To help combat the coronavirus pandemic, The Church of Jesus Christ of Latter-day Saints is suspending public gatherings of church members worldwide “until further notice,” the Utah-based faith said in a statement Thursday.
That means canceling all Sunday services and midweek activities for more than 30,000 congregations across the globe, not just in the faith’s Beehive State headquarters.
The sweeping move extends beyond the recommendation of Utah Gov. Gary Herbert, who earlier in the day called for an end to all gatherings — including houses of worship — in his state of more than 100 people for at least two weeks.
Other religious leaders in the state responded accordingly — even as Christian churches prepare for Holy Week next month and their most sacred holiday, Easter.
“Catholic school facilities will close,” Solis said, “and instruction to students will be provided remotely.”
The clergy’s “overarching concern was for the safety and well-being of the people,” Hayashi said. “We are devising ways to serve the spiritual needs of our people, especially those who are isolated.”
The cleric encouraged his priests to reach out to provide groceries to those in need, to continue telephone contact so no one feels abandoned, and to remain in the churches in case people came there to pray or meditate.
“Our primary moral motivation,” Hayashi said, “is the primacy of love for the neighbor.”
The bishop himself has to “self-quarantine for two weeks because of a developing dry cough,” he said in a Facebook message. “I took the COVID-19 test, but results will not be back until tomorrow.”
As of Thursday, Hayashi said, he “feels fine and is not alarmed.”
But Din later said that the mosque decided to cancel Friday prayers at the center.
“Though that is a serious step,” the imam said Friday morning. “We want to comply with the governor’s recommendations and follow what other religious groups are doing during this [coronavirus epidemic].”
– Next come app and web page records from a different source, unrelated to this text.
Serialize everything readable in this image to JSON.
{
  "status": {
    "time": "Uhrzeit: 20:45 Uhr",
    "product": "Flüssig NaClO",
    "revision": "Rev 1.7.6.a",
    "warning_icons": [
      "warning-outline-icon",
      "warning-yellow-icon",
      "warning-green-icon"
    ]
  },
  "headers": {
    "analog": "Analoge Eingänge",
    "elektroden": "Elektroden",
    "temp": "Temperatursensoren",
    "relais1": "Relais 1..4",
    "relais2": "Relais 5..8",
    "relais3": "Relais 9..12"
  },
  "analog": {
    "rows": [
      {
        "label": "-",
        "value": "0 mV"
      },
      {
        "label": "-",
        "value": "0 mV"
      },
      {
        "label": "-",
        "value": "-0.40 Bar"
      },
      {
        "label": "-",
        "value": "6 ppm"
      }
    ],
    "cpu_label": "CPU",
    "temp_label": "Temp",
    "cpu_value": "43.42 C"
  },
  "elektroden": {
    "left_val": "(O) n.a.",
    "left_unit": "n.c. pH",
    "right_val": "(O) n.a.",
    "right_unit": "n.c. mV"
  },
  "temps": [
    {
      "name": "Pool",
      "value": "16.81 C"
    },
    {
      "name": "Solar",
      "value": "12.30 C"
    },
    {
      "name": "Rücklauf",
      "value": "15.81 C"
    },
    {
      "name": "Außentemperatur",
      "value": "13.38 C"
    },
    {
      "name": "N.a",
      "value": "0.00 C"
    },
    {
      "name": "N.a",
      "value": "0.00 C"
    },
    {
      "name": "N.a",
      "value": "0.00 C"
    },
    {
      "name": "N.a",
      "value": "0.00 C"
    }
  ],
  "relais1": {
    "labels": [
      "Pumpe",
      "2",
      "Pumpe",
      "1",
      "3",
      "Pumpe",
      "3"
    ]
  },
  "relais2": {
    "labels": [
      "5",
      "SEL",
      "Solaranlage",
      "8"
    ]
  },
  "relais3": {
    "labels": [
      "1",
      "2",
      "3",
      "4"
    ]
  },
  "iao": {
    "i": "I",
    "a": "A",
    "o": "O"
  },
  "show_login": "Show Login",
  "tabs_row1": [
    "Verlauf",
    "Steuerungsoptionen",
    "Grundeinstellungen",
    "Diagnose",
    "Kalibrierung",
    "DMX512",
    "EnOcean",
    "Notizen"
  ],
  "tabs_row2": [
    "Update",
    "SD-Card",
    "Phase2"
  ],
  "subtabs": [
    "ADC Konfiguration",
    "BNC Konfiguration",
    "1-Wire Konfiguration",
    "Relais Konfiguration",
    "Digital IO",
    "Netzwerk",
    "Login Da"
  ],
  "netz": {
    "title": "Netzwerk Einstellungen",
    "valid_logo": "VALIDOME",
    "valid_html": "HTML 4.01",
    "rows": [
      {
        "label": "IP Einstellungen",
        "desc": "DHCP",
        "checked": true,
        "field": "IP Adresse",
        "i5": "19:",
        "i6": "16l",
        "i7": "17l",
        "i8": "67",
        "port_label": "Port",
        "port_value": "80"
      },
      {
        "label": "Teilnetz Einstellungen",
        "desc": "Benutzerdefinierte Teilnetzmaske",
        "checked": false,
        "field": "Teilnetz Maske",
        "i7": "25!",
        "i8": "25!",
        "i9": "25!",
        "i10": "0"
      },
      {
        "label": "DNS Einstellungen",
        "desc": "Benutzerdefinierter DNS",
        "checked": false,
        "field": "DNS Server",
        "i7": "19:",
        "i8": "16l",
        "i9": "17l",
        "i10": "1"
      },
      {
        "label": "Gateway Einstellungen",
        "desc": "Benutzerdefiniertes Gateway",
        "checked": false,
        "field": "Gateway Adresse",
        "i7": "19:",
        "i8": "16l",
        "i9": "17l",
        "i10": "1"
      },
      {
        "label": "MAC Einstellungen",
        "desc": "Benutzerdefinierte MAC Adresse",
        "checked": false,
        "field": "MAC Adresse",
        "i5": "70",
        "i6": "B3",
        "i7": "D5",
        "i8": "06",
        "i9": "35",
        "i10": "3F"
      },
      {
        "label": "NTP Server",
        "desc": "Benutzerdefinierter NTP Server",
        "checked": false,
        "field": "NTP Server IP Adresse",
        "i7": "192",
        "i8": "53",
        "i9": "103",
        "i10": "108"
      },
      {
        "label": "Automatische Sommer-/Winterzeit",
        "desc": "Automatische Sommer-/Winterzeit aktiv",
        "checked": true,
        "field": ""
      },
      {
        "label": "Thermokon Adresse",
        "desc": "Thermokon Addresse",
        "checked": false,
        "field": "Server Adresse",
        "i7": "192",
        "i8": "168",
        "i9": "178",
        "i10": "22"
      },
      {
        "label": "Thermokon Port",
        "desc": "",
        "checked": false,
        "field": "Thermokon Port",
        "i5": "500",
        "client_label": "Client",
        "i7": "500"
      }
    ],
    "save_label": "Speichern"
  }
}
The Greek Orthodox Church of Greater Salt Lake will continue to have Sunday services at Holy Trinity Cathedral in downtown Salt Lake City and Prophet Elias in Holiday, the Rev. George Nikas wrote in a letter to parishioners.
The church has asked, however, that those who are vulnerable “please refrain from attending church during the next few weeks.”
The church has canceled Sunday school classes, the fellowship hour after services as well as several upcoming events for youth groups, Lent and Greek Independence Day on March 25. “Due to the sudden shortage of sanitizing lotions,” the letter added, “we encourage everyone to bring their own and use accordingly.”
The temple will also livestream some of its “pujas,” or worship rituals, he said.
That includes stake conferences, leadership conferences and other large gatherings; all public worship services, including sacrament meetings; and local congregational activities of branches, wards and regional stakes.
Local Latter-day Saint leaders, where possible, should meet “via technology,” the governing First Presidency and Quorum of the Twelve Apostles said. “Bishops should counsel with their stake president to determine how to make the sacrament [Communion] available at least once a month.”
“We encourage members in their ministering efforts to care for one another. We should follow the Savior’s example to bless and lift others,” they said in their release Thursday. “We bear our witness of the Lord’s love during this time of uncertainty. He will bless you to find joy as you do your best to live the gospel of Jesus Christ in every circumstance.”
Unlike regular meetinghouses, these temples, which often involve more than 100 people in religious rituals that require hand touching, are seen as “Houses of the Lord,” places where devout Latter-day Saints take part in their faith’s most sacred ordinances, including eternal marriage.